▶ Try it: Where in the data does the word "yzjh" appear? Find those lines and copy them.

▶ App and web page records:
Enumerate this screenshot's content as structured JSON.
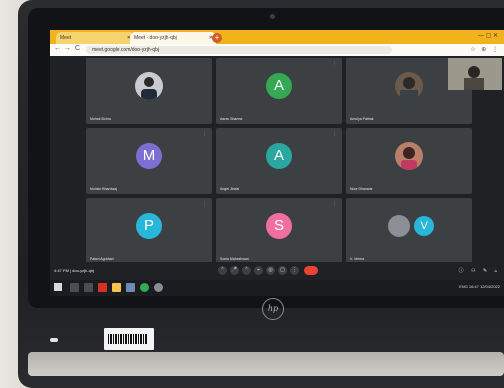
{
  "browser": {
    "tab1_title": "Meet",
    "tab2_title": "Meet - doo-yzjh-qbj",
    "new_tab": "+",
    "url": "meet.google.com/doo-yzjh-qbj",
    "nav_back": "←",
    "nav_forward": "→",
    "nav_reload": "C",
    "window_controls": "—  ▢  ✕",
    "tools": "☆ ⊕ ⋮"
  },
  "meet": {
    "tiles": [
      {
        "name": "Mohak Bohra",
        "type": "photo",
        "photo_color": "#c9cbd0"
      },
      {
        "name": "Aarav Sharma",
        "type": "initial",
        "initial": "A",
        "color": "#34a853"
      },
      {
        "name": "Amulya Pathak",
        "type": "photo",
        "photo_color": "#6b5a4a"
      },
      {
        "name": "Mohsin Bhardwaj",
        "type": "initial",
        "initial": "M",
        "color": "#7b6fd1"
      },
      {
        "name": "Angel Jindal",
        "type": "initial",
        "initial": "A",
        "color": "#2aa7a1"
      },
      {
        "name": "Noor Dhanwar",
        "type": "photo",
        "photo_color": "#b97f6a"
      },
      {
        "name": "Palavi Agrahari",
        "type": "initial",
        "initial": "P",
        "color": "#27b7d8"
      },
      {
        "name": "Sonia Maheshwari",
        "type": "initial",
        "initial": "S",
        "color": "#f06ea1"
      },
      {
        "name": "V. Verma",
        "type": "initial",
        "initial": "V",
        "color": "#27b7d8"
      }
    ],
    "meeting_time": "4:47 PM  |  doo-yzjh-qbj",
    "controls": [
      "⌃",
      "🎤",
      "⌃",
      "⌁",
      "◎",
      "▢",
      "⋮"
    ],
    "right_controls": "ⓘ ⚇ ✎ ▵"
  },
  "taskbar": {
    "icons": [
      {
        "name": "search",
        "color": "#4a4d55"
      },
      {
        "name": "task-view",
        "color": "#4a4d55"
      },
      {
        "name": "acrobat",
        "color": "#d93025"
      },
      {
        "name": "file-explorer",
        "color": "#f3c54b"
      },
      {
        "name": "photos",
        "color": "#6b8bb3"
      },
      {
        "name": "chrome",
        "color": "#34a853"
      },
      {
        "name": "settings",
        "color": "#8a8d94"
      }
    ],
    "tray": "ENG  16:47  12/04/2022"
  },
  "laptop": {
    "brand": "hp"
  }
}
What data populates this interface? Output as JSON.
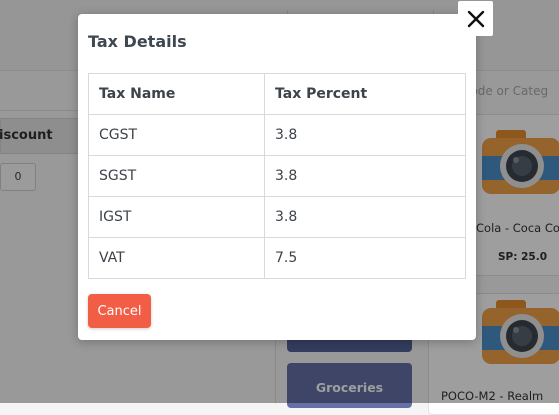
{
  "modal": {
    "title": "Tax Details",
    "columns": [
      "Tax Name",
      "Tax Percent"
    ],
    "rows": [
      {
        "name": "CGST",
        "percent": "3.8"
      },
      {
        "name": "SGST",
        "percent": "3.8"
      },
      {
        "name": "IGST",
        "percent": "3.8"
      },
      {
        "name": "VAT",
        "percent": "7.5"
      }
    ],
    "cancel_label": "Cancel",
    "close_icon": "close-icon"
  },
  "background": {
    "discount_header": "iscount",
    "discount_value": "0",
    "search_placeholder": "Code or Categ",
    "category_button": "Groceries",
    "products": [
      {
        "name": "Cola - Coca Co",
        "price": "SP: 25.0",
        "icon": "camera-icon"
      },
      {
        "name": "POCO-M2 - Realm",
        "icon": "camera-icon"
      }
    ]
  },
  "colors": {
    "accent_cancel": "#f25d45",
    "category_button": "#6470a6",
    "camera_body": "#f0a24a",
    "camera_lens": "#4b90c8"
  }
}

▶ Your response:
    "tab2_title": "Meet - doo-yzjh-qbj",
    "url": "meet.google.com/doo-yzjh-qbj",
    "meeting_time": "4:47 PM  |  doo-yzjh-qbj",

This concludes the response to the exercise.